1. What are you guys expecting out of Tim Thomas?
At first, Thomas was an insurance policy. The original plan was to field Jacob Markstrom as the starter and Scott Clemmensen as the No. 2. Thomas, however, looked good enough in camp to justify the top slot. Clemmensen is coming off the worst season of his career, statistically speaking, (3-7-2, .874 save percentage, 3.67 GAA). After a 17 month hiatus, a rusty Thomas looks better than a healthy Clemmers, who has since cleared waivers and is currently suiting up for the San Antonio Rampage. Is Thomas good enough to get the Panthers into the playoffs? Probably not, but he brings them a step closer to respectability.
2. The Panthers were the worst team in the NHL last season in both goals for and goals against. Will this change this season, and if so, why?
Florida suffered a lot of injuries last season, contributing to a lot of AHL talent in the lineup. Although that's hardly a good excuse, as everyone has injuries, the Panthers lost forwards Kris Versteeg, Stephen Weiss, Scottie Upshall, and Sean Bergenheim (that's four of the top six at the time), as well as blueliners Mike Weaver, Ed Jovanovski, Erik Gudbranson, and Dmitry Kulikov, all for at least a quarter of the season.
This season, the Panthers boast a stable of fresh young legs, with Calder Trophy winner Jonathan Huberdeau (19), Calder Trophy hopeful Aleksander Barkov (18) and Drew Shore (23) at the NHL level, and Quinton Howden (21), Nick Bjugstad (21), and Alex Petrovic (21), among others all waiting in the wings. Weiss was traded away, but Versteeg, Upshall, Weaver, Gudbranson and Kulikov all look fresher as well.
Additionally, the Panthers recently signed veteran depth with the aforementioned Thomas, as well as skater Brad Boyes, Krys Barch, Scott Gomez, Ryan Whitney and Tom Gilbert. Florida stands to benefit from the influx of depth and young talent, and at the very least, shouldn't be the worst in the NHL. (That's aiming high, right?)
3. How do Panthers fans feel about the new realignment, namely being stuck in a division with all the only Northeast teams?
It's a very tough division, and not only is the competition amongst the stiffest in the NHL, but Florida also stands to suffer with all the extra travel. Besides being kind of a geographic raw deal for the Panthers, it has a lot of potential. Most of the teams in the division boast a large South Florida following, guaranteeing better attendance for more games. There's also a lot of fertile ground for budding rivalries with four of the original six amongst the eight teams.
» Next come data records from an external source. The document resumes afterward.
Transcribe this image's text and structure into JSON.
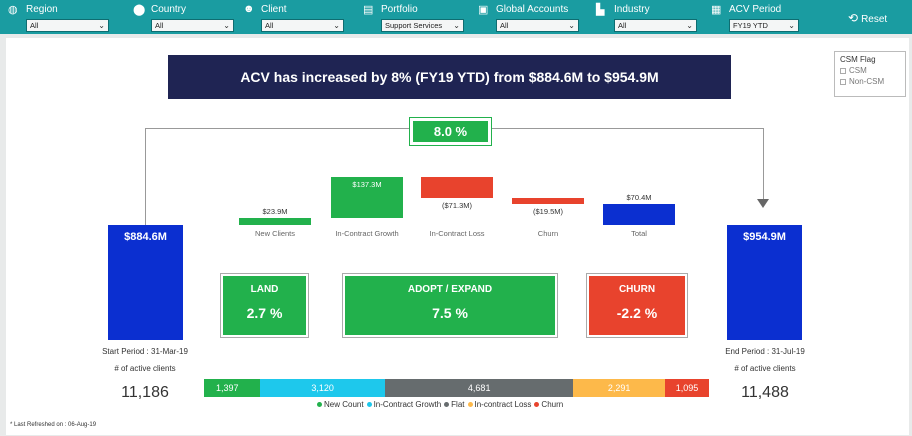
{
  "filters": [
    {
      "label": "Region",
      "value": "All",
      "icon": "globe-icon"
    },
    {
      "label": "Country",
      "value": "All",
      "icon": "location-pin-icon"
    },
    {
      "label": "Client",
      "value": "All",
      "icon": "people-icon"
    },
    {
      "label": "Portfolio",
      "value": "Support Services",
      "icon": "portfolio-icon"
    },
    {
      "label": "Global Accounts",
      "value": "All",
      "icon": "accounts-icon"
    },
    {
      "label": "Industry",
      "value": "All",
      "icon": "factory-icon"
    },
    {
      "label": "ACV Period",
      "value": "FY19 YTD",
      "icon": "calendar-icon"
    }
  ],
  "reset_label": "Reset",
  "headline": "ACV has increased by 8% (FY19 YTD) from $884.6M to $954.9M",
  "csm_flag": {
    "title": "CSM Flag",
    "options": [
      "CSM",
      "Non-CSM"
    ]
  },
  "growth_pct": "8.0 %",
  "start": {
    "value": "$884.6M",
    "period": "Start Period : 31-Mar-19",
    "clients_label": "# of active clients",
    "clients": "11,186"
  },
  "end": {
    "value": "$954.9M",
    "period": "End Period : 31-Jul-19",
    "clients_label": "# of active clients",
    "clients": "11,488"
  },
  "kpis": [
    {
      "title": "LAND",
      "value": "2.7 %",
      "color": "#22b14c"
    },
    {
      "title": "ADOPT / EXPAND",
      "value": "7.5 %",
      "color": "#22b14c"
    },
    {
      "title": "CHURN",
      "value": "-2.2 %",
      "color": "#e8432d"
    }
  ],
  "chart_data": [
    {
      "type": "bar",
      "subtype": "waterfall",
      "categories": [
        "New Clients",
        "In-Contract Growth",
        "In-Contract Loss",
        "Churn",
        "Total"
      ],
      "values": [
        23.9,
        137.3,
        -71.3,
        -19.5,
        70.4
      ],
      "labels": [
        "$23.9M",
        "$137.3M",
        "($71.3M)",
        "($19.5M)",
        "$70.4M"
      ],
      "colors": [
        "#22b14c",
        "#22b14c",
        "#e8432d",
        "#e8432d",
        "#0b2fd0"
      ]
    },
    {
      "type": "bar",
      "subtype": "stacked-horizontal",
      "series": [
        {
          "name": "New Count",
          "value": 1397,
          "label": "1,397",
          "color": "#22b14c"
        },
        {
          "name": "In-Contract Growth",
          "value": 3120,
          "label": "3,120",
          "color": "#1ec8ec"
        },
        {
          "name": "Flat",
          "value": 4681,
          "label": "4,681",
          "color": "#666c6e"
        },
        {
          "name": "In-contract Loss",
          "value": 2291,
          "label": "2,291",
          "color": "#fdb94a"
        },
        {
          "name": "Churn",
          "value": 1095,
          "label": "1,095",
          "color": "#e8432d"
        }
      ]
    }
  ],
  "footnote": "* Last Refreshed on : 06-Aug-19"
}
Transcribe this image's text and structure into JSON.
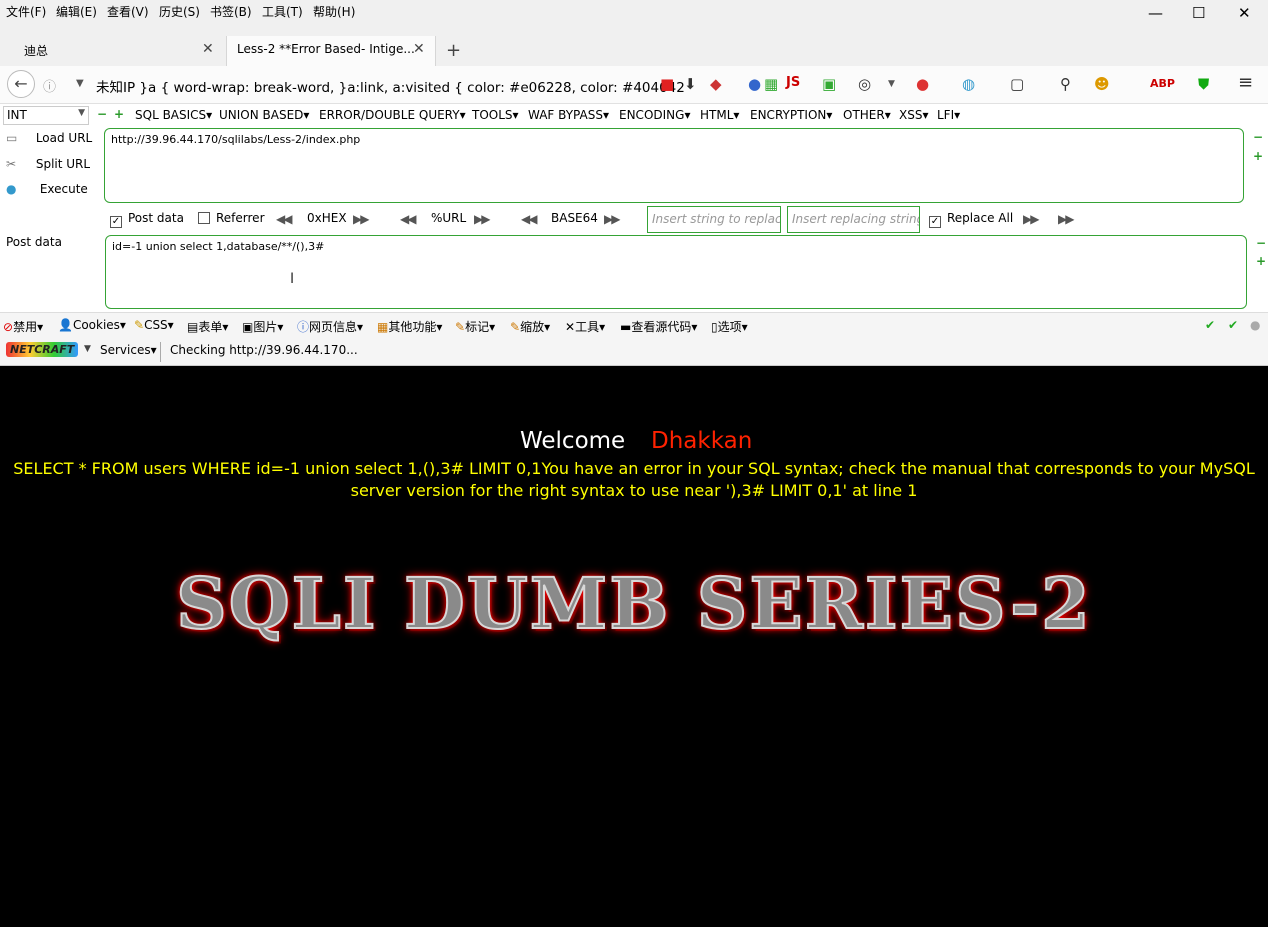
{
  "menu": [
    "文件(F)",
    "编辑(E)",
    "查看(V)",
    "历史(S)",
    "书签(B)",
    "工具(T)",
    "帮助(H)"
  ],
  "window_controls": {
    "minimize": "—",
    "maximize": "☐",
    "close": "✕"
  },
  "tabs": [
    {
      "label": "迪总",
      "active": false
    },
    {
      "label": "Less-2 **Error Based- Intige...",
      "active": true
    }
  ],
  "new_tab": "+",
  "urlbar": {
    "text": "未知IP   }a { word-wrap: break-word, }a:link, a:visited { color: #e06228, color: #404042"
  },
  "hackbar": {
    "select_value": "INT",
    "menus": [
      "SQL BASICS▾",
      "UNION BASED▾",
      "ERROR/DOUBLE QUERY▾",
      "TOOLS▾",
      "WAF BYPASS▾",
      "ENCODING▾",
      "HTML▾",
      "ENCRYPTION▾",
      "OTHER▾",
      "XSS▾",
      "LFI▾"
    ],
    "load_url": "Load URL",
    "split_url": "Split URL",
    "execute": "Execute",
    "url_value": "http://39.96.44.170/sqlilabs/Less-2/index.php",
    "post_data_checkbox": "Post data",
    "referrer_checkbox": "Referrer",
    "hex_label": "0xHEX",
    "url_enc_label": "%URL",
    "base64_label": "BASE64",
    "replace_placeholder": "Insert string to replace",
    "replacing_placeholder": "Insert replacing string",
    "replace_all": "Replace All",
    "post_data_label": "Post data",
    "post_data_value": "id=-1 union select 1,database/**/(),3#"
  },
  "devbar": [
    "禁用▾",
    "Cookies▾",
    "CSS▾",
    "表单▾",
    "图片▾",
    "网页信息▾",
    "其他功能▾",
    "标记▾",
    "缩放▾",
    "工具▾",
    "查看源代码▾",
    "选项▾"
  ],
  "netcraft": {
    "logo": "NETCRAFT",
    "services": "Services▾",
    "status": "Checking http://39.96.44.170..."
  },
  "page": {
    "welcome": "Welcome",
    "name": "Dhakkan",
    "sql_message": "SELECT * FROM users WHERE id=-1 union select 1,(),3# LIMIT 0,1You have an error in your SQL syntax; check the manual that corresponds to your MySQL server version for the right syntax to use near '),3# LIMIT 0,1' at line 1",
    "banner": "SQLI DUMB SERIES-2"
  },
  "colors": {
    "welcome": "#ffffff",
    "name": "#ff2200",
    "sql_message": "#ffff00",
    "hackbar_border": "#35a335"
  }
}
To bemoan the extra travel is to be short sighted, as the Panthers can't be bottom feeders indefinitely. With the seeding for possible future blood feuds in place, Panthers hockey can only benefit in the long run.
We answered Kevin's questions about the Flyers over at LBC, so be sure to check that out.